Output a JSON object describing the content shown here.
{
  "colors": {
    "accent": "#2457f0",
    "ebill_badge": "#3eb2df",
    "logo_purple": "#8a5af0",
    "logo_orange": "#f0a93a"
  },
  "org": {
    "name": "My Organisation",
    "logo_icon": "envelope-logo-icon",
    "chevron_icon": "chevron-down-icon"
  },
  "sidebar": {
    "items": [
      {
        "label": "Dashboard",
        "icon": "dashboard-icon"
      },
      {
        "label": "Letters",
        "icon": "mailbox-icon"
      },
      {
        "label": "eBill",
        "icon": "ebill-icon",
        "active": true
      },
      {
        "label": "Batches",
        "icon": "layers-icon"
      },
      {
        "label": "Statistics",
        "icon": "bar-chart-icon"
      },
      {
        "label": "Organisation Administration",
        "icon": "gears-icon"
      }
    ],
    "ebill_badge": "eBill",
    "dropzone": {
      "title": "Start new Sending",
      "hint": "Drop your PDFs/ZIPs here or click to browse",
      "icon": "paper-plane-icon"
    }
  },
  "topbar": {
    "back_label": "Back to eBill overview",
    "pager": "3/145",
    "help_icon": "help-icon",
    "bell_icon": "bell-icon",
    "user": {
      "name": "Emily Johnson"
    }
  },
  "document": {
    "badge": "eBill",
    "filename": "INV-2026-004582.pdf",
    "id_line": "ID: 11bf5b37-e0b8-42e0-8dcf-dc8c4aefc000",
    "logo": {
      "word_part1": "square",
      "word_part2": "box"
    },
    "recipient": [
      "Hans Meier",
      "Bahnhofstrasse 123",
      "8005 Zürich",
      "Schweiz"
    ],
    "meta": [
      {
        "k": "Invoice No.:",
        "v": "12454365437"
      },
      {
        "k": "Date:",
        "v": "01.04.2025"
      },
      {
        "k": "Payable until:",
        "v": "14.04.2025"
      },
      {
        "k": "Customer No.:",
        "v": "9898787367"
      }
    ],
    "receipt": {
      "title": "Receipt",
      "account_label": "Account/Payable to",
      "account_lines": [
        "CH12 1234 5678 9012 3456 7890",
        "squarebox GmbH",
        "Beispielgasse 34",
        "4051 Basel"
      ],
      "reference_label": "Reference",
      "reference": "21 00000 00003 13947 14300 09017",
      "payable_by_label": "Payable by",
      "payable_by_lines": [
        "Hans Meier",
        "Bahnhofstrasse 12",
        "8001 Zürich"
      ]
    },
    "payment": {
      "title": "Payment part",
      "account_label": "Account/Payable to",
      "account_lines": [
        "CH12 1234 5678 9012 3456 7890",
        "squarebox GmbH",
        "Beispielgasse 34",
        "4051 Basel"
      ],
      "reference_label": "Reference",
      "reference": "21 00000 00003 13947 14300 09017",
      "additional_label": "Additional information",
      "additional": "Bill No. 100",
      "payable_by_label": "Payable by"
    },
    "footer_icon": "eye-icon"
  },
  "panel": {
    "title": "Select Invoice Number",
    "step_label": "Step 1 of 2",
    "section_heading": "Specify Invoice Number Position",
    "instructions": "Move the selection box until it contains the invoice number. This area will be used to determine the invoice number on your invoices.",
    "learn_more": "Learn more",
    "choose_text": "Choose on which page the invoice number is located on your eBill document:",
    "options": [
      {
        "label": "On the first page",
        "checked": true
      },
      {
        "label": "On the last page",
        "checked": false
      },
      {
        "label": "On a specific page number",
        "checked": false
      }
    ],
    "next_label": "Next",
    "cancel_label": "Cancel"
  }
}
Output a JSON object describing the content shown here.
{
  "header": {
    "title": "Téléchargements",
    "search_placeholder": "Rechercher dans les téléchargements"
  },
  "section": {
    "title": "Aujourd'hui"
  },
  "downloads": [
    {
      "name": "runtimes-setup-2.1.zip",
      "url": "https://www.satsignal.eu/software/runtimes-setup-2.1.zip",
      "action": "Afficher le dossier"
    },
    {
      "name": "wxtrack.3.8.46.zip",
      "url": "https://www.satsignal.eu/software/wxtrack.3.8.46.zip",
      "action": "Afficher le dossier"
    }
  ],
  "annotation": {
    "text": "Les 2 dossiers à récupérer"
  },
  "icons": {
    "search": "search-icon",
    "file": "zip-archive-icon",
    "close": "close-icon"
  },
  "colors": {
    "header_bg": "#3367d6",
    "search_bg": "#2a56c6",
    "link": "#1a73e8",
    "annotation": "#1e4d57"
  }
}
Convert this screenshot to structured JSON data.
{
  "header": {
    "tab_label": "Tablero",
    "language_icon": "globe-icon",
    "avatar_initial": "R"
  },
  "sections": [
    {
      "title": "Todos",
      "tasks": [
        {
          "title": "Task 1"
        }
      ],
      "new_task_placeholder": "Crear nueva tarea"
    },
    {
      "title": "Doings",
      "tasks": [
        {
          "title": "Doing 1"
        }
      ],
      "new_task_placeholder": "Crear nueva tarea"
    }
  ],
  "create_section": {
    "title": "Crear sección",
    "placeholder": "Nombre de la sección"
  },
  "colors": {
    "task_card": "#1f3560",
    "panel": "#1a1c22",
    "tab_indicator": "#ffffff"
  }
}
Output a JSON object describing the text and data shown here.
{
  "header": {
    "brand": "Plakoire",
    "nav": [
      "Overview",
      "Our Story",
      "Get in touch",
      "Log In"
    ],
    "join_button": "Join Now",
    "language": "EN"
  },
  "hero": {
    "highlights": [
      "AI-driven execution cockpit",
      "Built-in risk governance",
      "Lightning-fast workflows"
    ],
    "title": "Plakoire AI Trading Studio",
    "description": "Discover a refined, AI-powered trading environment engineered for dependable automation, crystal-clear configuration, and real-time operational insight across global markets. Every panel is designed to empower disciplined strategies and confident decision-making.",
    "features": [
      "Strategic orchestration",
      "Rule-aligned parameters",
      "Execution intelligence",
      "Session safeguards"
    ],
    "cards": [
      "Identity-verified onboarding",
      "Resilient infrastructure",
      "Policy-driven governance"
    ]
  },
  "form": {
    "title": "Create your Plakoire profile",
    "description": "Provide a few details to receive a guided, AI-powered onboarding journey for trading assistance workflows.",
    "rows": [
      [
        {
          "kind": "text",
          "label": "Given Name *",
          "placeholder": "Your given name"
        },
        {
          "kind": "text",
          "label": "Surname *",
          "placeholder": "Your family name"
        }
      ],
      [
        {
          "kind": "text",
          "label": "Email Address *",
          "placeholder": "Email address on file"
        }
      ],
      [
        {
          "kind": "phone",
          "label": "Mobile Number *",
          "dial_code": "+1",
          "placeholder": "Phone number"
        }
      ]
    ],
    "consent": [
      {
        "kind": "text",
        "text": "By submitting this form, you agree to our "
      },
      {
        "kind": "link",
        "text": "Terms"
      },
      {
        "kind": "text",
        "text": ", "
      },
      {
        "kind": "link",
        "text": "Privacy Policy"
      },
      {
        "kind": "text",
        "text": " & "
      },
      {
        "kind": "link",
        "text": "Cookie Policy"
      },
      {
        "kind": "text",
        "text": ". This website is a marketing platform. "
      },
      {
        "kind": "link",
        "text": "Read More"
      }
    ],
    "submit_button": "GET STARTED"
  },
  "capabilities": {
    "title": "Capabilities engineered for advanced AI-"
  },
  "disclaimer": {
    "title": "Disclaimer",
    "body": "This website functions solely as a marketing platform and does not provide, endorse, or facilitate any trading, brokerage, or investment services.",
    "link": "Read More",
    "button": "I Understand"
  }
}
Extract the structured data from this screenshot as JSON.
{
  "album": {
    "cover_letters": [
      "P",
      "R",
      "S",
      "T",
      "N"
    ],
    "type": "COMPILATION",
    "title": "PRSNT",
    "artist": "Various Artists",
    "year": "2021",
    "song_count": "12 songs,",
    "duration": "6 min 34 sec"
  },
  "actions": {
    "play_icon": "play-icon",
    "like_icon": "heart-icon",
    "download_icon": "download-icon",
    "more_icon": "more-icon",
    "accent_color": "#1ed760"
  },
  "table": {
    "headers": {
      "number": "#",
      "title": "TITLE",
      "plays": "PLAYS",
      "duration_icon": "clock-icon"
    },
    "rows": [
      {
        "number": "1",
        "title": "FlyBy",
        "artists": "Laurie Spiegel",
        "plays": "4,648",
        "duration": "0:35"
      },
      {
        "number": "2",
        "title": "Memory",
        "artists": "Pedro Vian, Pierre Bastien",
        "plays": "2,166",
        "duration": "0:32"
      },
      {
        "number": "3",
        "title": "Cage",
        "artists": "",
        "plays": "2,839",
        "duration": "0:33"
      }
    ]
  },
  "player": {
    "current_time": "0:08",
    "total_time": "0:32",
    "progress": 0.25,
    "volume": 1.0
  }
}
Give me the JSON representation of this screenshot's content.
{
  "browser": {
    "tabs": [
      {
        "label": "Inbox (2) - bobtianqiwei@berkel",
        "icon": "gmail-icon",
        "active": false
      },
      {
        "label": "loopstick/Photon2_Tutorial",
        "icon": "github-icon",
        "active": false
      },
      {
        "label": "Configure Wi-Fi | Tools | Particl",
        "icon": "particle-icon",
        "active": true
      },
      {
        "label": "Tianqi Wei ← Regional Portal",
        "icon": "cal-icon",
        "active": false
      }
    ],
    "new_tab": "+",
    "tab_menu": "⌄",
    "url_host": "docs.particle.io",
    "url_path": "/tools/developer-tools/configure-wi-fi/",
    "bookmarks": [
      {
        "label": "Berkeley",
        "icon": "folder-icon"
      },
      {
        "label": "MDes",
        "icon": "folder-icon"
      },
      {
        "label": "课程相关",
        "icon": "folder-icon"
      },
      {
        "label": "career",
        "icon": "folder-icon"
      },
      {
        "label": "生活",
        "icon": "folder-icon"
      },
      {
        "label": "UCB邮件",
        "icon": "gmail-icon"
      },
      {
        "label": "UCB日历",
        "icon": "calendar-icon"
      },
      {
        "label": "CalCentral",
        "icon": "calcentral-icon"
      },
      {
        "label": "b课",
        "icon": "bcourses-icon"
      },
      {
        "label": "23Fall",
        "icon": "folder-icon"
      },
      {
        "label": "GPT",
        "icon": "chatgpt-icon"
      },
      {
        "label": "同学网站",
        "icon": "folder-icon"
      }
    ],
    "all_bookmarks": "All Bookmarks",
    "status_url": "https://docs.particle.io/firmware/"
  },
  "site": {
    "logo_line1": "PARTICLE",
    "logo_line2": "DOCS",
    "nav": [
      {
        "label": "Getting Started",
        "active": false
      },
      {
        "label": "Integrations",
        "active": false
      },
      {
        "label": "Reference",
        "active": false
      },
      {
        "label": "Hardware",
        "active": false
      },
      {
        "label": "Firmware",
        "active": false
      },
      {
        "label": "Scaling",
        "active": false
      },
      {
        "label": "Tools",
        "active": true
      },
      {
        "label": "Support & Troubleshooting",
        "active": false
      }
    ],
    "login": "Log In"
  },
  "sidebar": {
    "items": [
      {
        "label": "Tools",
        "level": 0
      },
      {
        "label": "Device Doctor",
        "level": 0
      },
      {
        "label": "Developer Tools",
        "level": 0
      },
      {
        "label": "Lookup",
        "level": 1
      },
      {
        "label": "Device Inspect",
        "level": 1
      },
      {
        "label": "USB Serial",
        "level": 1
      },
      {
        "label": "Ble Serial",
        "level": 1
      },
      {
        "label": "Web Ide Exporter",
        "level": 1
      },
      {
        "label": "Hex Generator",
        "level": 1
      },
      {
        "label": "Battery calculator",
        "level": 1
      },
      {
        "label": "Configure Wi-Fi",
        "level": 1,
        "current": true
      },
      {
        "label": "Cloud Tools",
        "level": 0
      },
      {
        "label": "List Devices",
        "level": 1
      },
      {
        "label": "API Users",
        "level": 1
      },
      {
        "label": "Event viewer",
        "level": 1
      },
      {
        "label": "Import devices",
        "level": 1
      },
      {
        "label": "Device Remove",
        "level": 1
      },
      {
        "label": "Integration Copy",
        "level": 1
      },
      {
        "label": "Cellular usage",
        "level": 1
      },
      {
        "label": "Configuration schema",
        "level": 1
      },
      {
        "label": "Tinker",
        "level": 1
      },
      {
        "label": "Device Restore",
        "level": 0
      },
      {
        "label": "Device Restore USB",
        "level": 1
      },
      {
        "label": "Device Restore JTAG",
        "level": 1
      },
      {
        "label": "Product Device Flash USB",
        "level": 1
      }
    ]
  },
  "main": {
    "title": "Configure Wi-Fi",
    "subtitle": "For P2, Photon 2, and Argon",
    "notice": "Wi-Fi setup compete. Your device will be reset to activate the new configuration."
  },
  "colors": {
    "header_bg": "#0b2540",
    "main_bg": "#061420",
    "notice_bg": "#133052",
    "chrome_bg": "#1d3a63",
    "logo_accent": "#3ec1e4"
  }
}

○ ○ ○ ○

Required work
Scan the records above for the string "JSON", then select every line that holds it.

Output of the task
Output a JSON object describing the content shown here.
Output a JSON object describing the content shown here.
Convert this screenshot to structured JSON data.
Output a JSON object describing the text and data shown here.
Extract the structured data from this screenshot as JSON.
Give me the JSON representation of this screenshot's content.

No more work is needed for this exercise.